Looking at this multi-track CV, an American visitor to this website might naturally have a question about my occupation. What am I: a scholar, journalist, documentary film writer and producer, researcher, editor or translator? The answer would be that I happen to be all of these things and, probably, more.
Trained as a historian specializing in the US Modern and Contemporary History, I spent full 30 years at a Moscow think-tank, the Institute of US and Canada Studies of the Russian Academy of Sciences, eventually becoming an expert in US domestic policy, particularly in racial and ethnic problems, civil and constitutional rights and the history of the US landmark court cases. Writing history and political analysis behind the Iron Curtain had taken inventive approaches to uncovering documentation – making me into an investigative researcher.
Besides writing as a scholar, I simultaneously wrote features and comments for Russian magazines and dailies, Radio Moscow and Agency Press ‘Novosti’ (now Russian Information Agency - RIAN). Besides, I had acquired editing skills and accomplished my translation skills learned in the Russian ROTC equivalent military translator training.
The collapse of the Soviet Union and subsequent monetary reforms had reduced my scholarly occupation to a hobby. To remain in the profession and to earn a living, I had to become a de facto free-lancer, and soon found myself free-lancing for US and US-funded non-profits.
With time, I began free-lancing for US clients and much later British authors, including library, archival and investigative research and interviewing.
From early 1992, I got involved in archival and stock footage research for Western producers, beginning with ABC Nightline.

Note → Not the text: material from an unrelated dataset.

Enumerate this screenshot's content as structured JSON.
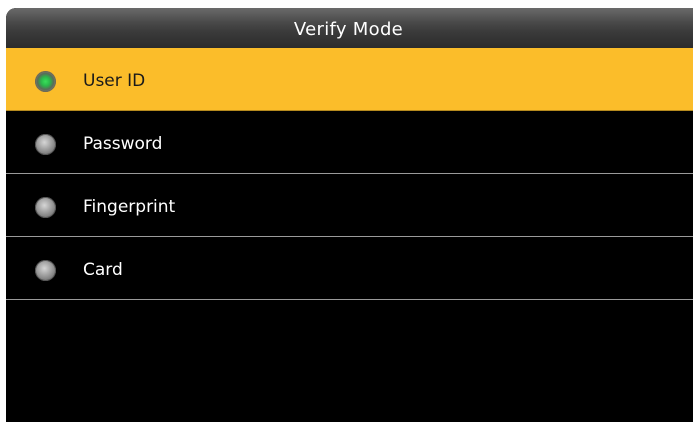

Almost simultaneously, this expanded into a full-scale investigative project to uncover the true story behind the landmark Rosenberg atomic espionage case from the early Cold War period. Four years of investigative research and interviewing resulted in a documentary produced for the Discovery, Inc. and made me into an espionage investigative historian and documentary film producer. Later I worked as Russian production coordinator and field producer for a number of western producers on documentary productions, including for History Channel, PBS and Nova. In the process, I’ve accomplished my interviewing techniques and archival and stock footage research skills and as well acquired such production skills as production coordination, location research and shoots, re-creation shoots and dramatizations.
In 2002, after 10 years of working for Western producers, I was asked to be the writer for a Russian documentary, and in 2003 I was invited by the Russian major TV channel, RUSSIA, to produce a documentary “special” (based on my own investigation in Russia and the USA) and, next, a 3-part serial on the history of the 20th century US-Russian espionage confrontation. Given the Russian shoe-string production budgets, cash kick-offs and simple pilfering along the production chain, I ended up as not only the writer and director (as per my contracts), but also my own producer, interviewer, archival and stock footage researcher (both in Russia and the USA), location researcher, and de facto director of editing and music editor.
Terrified by the Russian TV production experience, I accepted an offer from The Nation Institute’s Alger Hiss project to undertake a full time archival research to uncover any Hiss-related and background information in Russian archival depositories and, later, to conduct follow up research in the US archives. My website DocumentsTalk.com was an attempt to make use of at least some of the huge amount of documentation resulting out of this project.
My most recently explored field has been genealogical research – resulting from an attempt to build my own family tree, still underway